For what we wanted to accomplish at MCPS, the IQeye cameras was the best choice for us. We would go with nothing less than megapixel cameras both for image quality and for coverage.Sure enough, the RFP does specify IQeye cameras just as MCPS standardized on. However, the RFP says:
8.3.14 The video will be 640x480 resolutionBut 640x480 is much less (roughly 70% less) than the "megapixel" cameras that MCPS Security Directory Helmuth said are now required. (Remember: "We could go with nothing less than megapixel cameras.") And the particular model IQeye732) isn't even listed in the IQeye website product line-up. (Nor could I find it anywhere on the web with google.) Presuming it's an unannounced upcoming model, if it follows the IQeye naming conventions, the 732 will be a 2-megapixel model. But because of the way the RFP is written, it's a waste of money because the video will be at 640x480. No more, no less.
8.3.15 The video will be at up to 2 images/second
Oh, and the video will be at "up to 2 images/second." Again, a really strange way of phrasing because it specifies a maximum rather than a minimum. And again, that's a fraction of the camera's ability. So once more, it's wasted money to buy such a camera. And frankly, 2 images/second really sucks. Even the cheapest IQeye cameras can do 30 images/second. (And the Gompers-specified cameras are far from the cheapest.)
And that MCPS standard (for which MCPS paid Gompers) for IQeye cameras and their megapixel cameras? That was a waste of money too. I don't know how much MCPS paid Gompers but it wouldn't surprise me if it was in the range of $50K - $100K.
By the way, according to MCPS Superintendent Jerry Weast, " All of our technology partners know they are not permitted to use MCPS testimonials in advertising." This is a quote from a January 2009 memo of his (see answer #9). This is otherwise known as MCPS Policy BBB. As can be seen with the press release from IQeye, this policy is clearly being ignored. Writing in the Parents Coalition Blog, Janis Sartucci described this in detail along with several other failures of the policy. It is an eye-opening read.
Although I've picked out just a few examples, the entire proposal has more. Some of them are harder to explain but equally laughable. Browsing the proposal is not for the faint-of-heart but if have a bit of technical expertise, give it a read. Post a comment describing the absurdities that you find. (Here's one to get you started: Search for Linux and Windows.)
So what's this going to cost? Because it sounds incredibly expensive. Add up all paraphenalia in the RFP (chemical warefare detectors?!), new software (that we get to debug), labor costs (one-time, maintenance, training), etc., and we're talking millions of dollars. And that's for a system that has no functional guarantees that it will actually stop anyone from entering the school and, for that matter, even detect a knife or gun.

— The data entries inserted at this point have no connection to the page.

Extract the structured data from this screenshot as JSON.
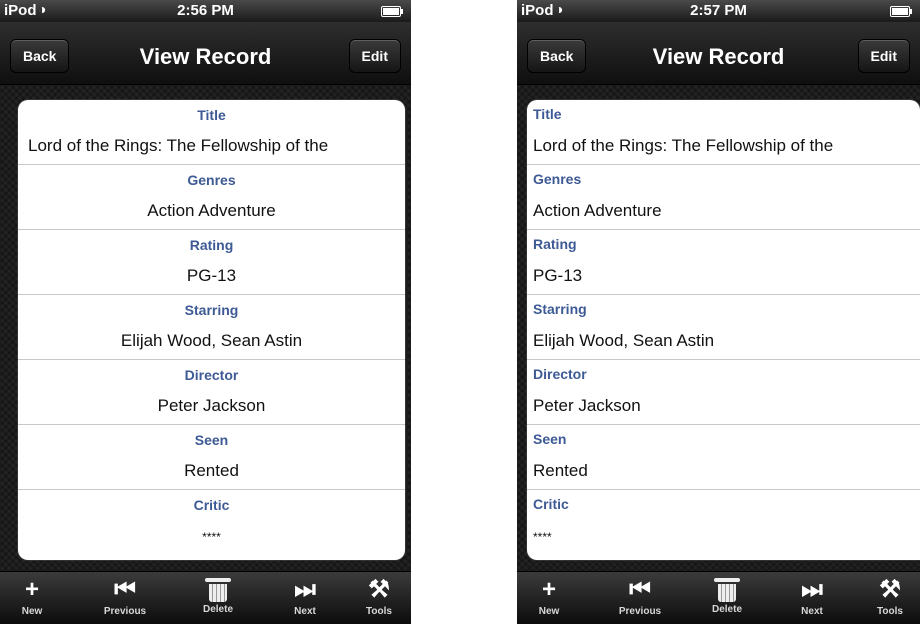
{
  "screens": [
    {
      "statusbar": {
        "carrier": "iPod",
        "time": "2:56 PM"
      },
      "navbar": {
        "back": "Back",
        "title": "View Record",
        "edit": "Edit"
      },
      "fields": [
        {
          "label": "Title",
          "value": "Lord of the Rings: The Fellowship of the"
        },
        {
          "label": "Genres",
          "value": "Action Adventure"
        },
        {
          "label": "Rating",
          "value": "PG-13"
        },
        {
          "label": "Starring",
          "value": "Elijah Wood, Sean Astin"
        },
        {
          "label": "Director",
          "value": "Peter Jackson"
        },
        {
          "label": "Seen",
          "value": "Rented"
        },
        {
          "label": "Critic",
          "value": "****"
        }
      ],
      "toolbar": {
        "new": "New",
        "previous": "Previous",
        "delete": "Delete",
        "next": "Next",
        "tools": "Tools"
      }
    },
    {
      "statusbar": {
        "carrier": "iPod",
        "time": "2:57 PM"
      },
      "navbar": {
        "back": "Back",
        "title": "View Record",
        "edit": "Edit"
      },
      "fields": [
        {
          "label": "Title",
          "value": "Lord of the Rings: The Fellowship of the"
        },
        {
          "label": "Genres",
          "value": "Action Adventure"
        },
        {
          "label": "Rating",
          "value": "PG-13"
        },
        {
          "label": "Starring",
          "value": "Elijah Wood, Sean Astin"
        },
        {
          "label": "Director",
          "value": "Peter Jackson"
        },
        {
          "label": "Seen",
          "value": "Rented"
        },
        {
          "label": "Critic",
          "value": "****"
        }
      ],
      "toolbar": {
        "new": "New",
        "previous": "Previous",
        "delete": "Delete",
        "next": "Next",
        "tools": "Tools"
      }
    }
  ],
  "icons": {
    "wifi": "wifi-icon",
    "battery": "battery-icon",
    "new": "plus-icon",
    "previous": "skip-previous-icon",
    "delete": "trash-icon",
    "next": "skip-next-icon",
    "tools": "tools-icon"
  }
}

At my own workplace, we have card-based entry systems that are regularly bypassed. Two people approach the door at the same time, the first swipes the card. The second walks through while the door is still open. So much for million-dollar security. We could spend less (and lower the unemployment rate) by employing people to stand at the doors all day. Better yet, let's pay these people to stay home. It would be an equally effective system and a whole lot cheaper.